Hempfield grad hits the big time as Stewart, Manilow
Jay Gates jokes that he sometimes has a devil on one shoulder and an angel on the other, depending on whom he is impersonating.
Originally from Irwin, the Boston-based entertainer makes his living as both an elementary school music teacher and performer, often assuming the personas of Rod Stewart or Barry Manilow – sometimes both in the same performance.
The 1984 Hempfield Area High School graduate will bring his Barry Manilow show to the Lamp Theatre , 222 Main St., Irwin, on Jan. 13.
“It’s a bit of a balancing act,” says Gates, 51, of his professional life.
He ran into one of his musical idols a few years ago backstage, following a concert Stewart gave.
“I had always heard that he hates impersonations of him. I was bracing for the worst. He could not have been nicer,” Gates says.
The two were chatting about a possible Faces (an earlier Stewart band) reunion and someone took a photo just as Stewart gave Gates a smooch on the cheek.
“That was my Christmas card that year,” he says, laughing.
He has been impersonating Stewart for 10 years and Manilow for two years.
“Barry Manilow has really taken off,” he says.
“Before this I was a drummer,” Gates says.

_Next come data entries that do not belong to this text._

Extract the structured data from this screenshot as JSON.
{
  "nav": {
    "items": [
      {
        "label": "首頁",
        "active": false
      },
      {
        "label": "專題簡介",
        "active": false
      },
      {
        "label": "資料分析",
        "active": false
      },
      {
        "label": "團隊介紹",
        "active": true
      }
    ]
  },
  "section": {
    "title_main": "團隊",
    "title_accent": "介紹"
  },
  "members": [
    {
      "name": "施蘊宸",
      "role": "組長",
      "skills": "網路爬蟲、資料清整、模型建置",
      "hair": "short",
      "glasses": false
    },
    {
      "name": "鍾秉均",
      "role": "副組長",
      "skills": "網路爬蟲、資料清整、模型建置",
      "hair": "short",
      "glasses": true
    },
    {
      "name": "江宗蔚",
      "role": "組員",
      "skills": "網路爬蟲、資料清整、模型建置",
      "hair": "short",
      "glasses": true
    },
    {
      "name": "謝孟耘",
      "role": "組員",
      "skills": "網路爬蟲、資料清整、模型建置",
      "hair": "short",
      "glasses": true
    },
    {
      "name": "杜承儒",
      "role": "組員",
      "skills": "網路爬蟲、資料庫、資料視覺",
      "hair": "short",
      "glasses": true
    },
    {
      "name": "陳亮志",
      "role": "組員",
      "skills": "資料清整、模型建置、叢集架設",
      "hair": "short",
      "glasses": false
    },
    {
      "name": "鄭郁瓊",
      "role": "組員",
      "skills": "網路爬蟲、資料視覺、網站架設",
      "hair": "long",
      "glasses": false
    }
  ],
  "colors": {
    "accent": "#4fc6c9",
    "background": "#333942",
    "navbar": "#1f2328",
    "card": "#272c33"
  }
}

One of his gigs was playing in a Van Halen tribute band.
“I’m no stranger to the tribute world,” he says.
A 1988 graduate of Berklee College of Music in Boston, Gates is the son of Pat Gates, now living in Omaha, and the late J. William Gates.
In 2003, he survived a horrific nightclub fire at The Station in Warwick, R.I., where the ’80s metal band Great White was playing. Pyrotechnics from the stage show were blamed for the fire that resulted in nearly 100 deaths.
“Of course I’m very lucky. I’ll never get luckier than this,” he says in a Tribune-Review interview shortly after that incident.
Taking his other identities on the road
“I got the (Stewart) haircut about 10 years ago. Almost every day someone says, ‘Hey, man, you look like Rod Stewart,'” Gates says.
Vocal coach Mark Baxter helps him achieve the sounds and performances he tries to give.
“I was a fan of (both singers),” he says.
“I remember singing (Manilow’s hit) ‘It’s a Miracle’ in the West Hempfield Junior High School chorus. We never got around to (Stewart’s) ‘Do Ya Think I’m Sexy?'” he jokes.
Gates performs all over the East Coast, as well as in Canada, Las Vegas, and Florida, he says.
He typically performs about 75 shows a year.
“It wasn’t always that busy,” Gates acknowledges.
“I get four times as much work for (Manilow),” he says.
A wig and make-up help with his transformation. He plays a white baby grand piano and the show includes a multimedia presentation.
“With (Stewart), it’s kicking of the soccer balls, drinking of the martinis. Rod’s a bit more of a tart,” Gates jokes.
“There are more costume changes. I’ll do him through the years … the leather, leopard print pants. It’s a blast,” he says.
“With Barry, I really like singing ‘Even Now.’ That’s a tearjerker. … I don’t get sick of it. I picked guys whose music I really enjoy,” Gates says.
During a telephone interview, he easily breaks into song, belting out, “I remember all my life” from Manilow’s early hit “Mandy,” sounding eerily like the superstar.
He’s thinking about expanding his repertoire, based on his look – and looks he can morph into – and his voice.
Future Gates’ impersonations may include David Bowie, David Lee Roth, Brett Michaels or Keith Urban.
He performs with and learns from impersonators The Edwards Twins about make-up, wardrobe, vocal techniques, Gates says.
“I love this, the whole impersonation thing. My mom took me to see ‘Beatlemania’ at the old Stanley Theater. … It stuck with me,” he says.
Lamp Theatre board president John Gdula attended school with Gates, and for a while was in a band with him during junior high.
Gates, he says, was on a “fast track.”
“He was a true musical talent, and helped (some of) us find we were not true musical talents, including me,” Gdula says, laughing.
He was happy to learn that the Manilow impersonator coming to the Lamp was his old school pal.
“I have seen a lot of Facebook chatter, a lot of people looking forward to seeing his show. … I’m looking forward to it,” he says.
Gates also is anticipating his upcoming show, and has fond memories of his hometown.
He recalls going to the Lamp Theatre as a kid with his brother to see movies, but hasn’t been inside since its recent renovation .
“I was even a morning paper boy for the Tribune-Review,” he says.
“The show at the Lamp is turning out to be an unofficial Hempfield reunion. … Bring your yearbook,” Gates says.
Tickets for the show are $24.
Details: 724-367-4000 or lamptheatre.org.
Mary Pickels is a Tribune-Review staff writer. Reach her at 724-836-5401 or [email protected] or via Twitter @MaryPickels.